“Sometime soon jihadists will likely carry out a terrorist attack against the U.S.,” writes Dartmouth’s Daniel Benjamin. How the administration reacts “will have a profound effect not just on national security but on the national psyche.”
The exclusion of farm workers from Mexico “failed to raise wages or substantially raise employment for domestic workers in the sector,” write Dartmouth’s Ethan Lewis and co-authors of a study that looked at the so-called “bracero program.”
A popular course at the Geisel School of Medicine mixes students from the medical school and the business school in “an environment where they work together and learn from each other,” Dartmouth’s Michael Zubkoff tells AAMCNews.
Dartmouth is among the top 10 U.S. colleges “for both educational value and access to a variety of outdoor excursions,” writes the magazine, noting that the Dartmouth Outing Club is the “oldest and largest such club in the country.”
Help Net Security’s reviewer says in his book The Internet of Risky Things, Professor of Computer Science Sean Smith “aims to make his readers be aware of the possible problems we can expect to encounter, and think about solutions.”
Trump’s executive order on immigration has, among other things, unsettled American Muslims and given ISIS propagandists “a windfall to work with—which they are exulting about,” says Dartmouth’s Daniel Benjamin in a TIME opinion piece.
Nearly 50 universities, including Dartmouth and the rest of the Ivy League, have called on President Trump to “rectify or rescind” his executive order preventing people from seven countries from entering the U.S., reports the Post.
In an NPR story about Trump nominee Tom Price and his take on cancer screenings, Dartmouth’s H. Gilbert Welch says, “The dirty underbelly of screening is that it’s a great way to get more patients.
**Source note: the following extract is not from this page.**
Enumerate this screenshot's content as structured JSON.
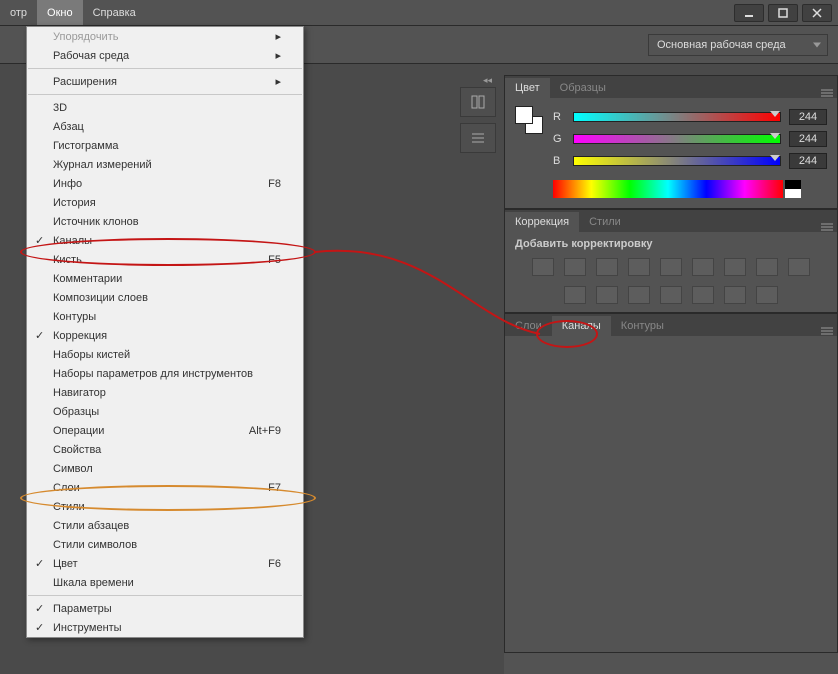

The financial underpinnings are huge.”
Fossum and fellow engineers received the world’s top engineering prize for creating digital imaging sensors. The prize celebrates engineering innovations that have been of “global benefit to humanity,” reports TIME.
“Consumers will pay the higher price and I think that’s ultimately where most of the taxes are going to come from,” says Professor Douglas Irwin in an Atlantic story about how a border wall between the U.S. and Mexico would be funded.
“The main lesson is that you have to worry about what other countries do. Countries will retaliate,” says Professor Douglas Irwin in a Guardian story about America’s approach to trade, now and in the past.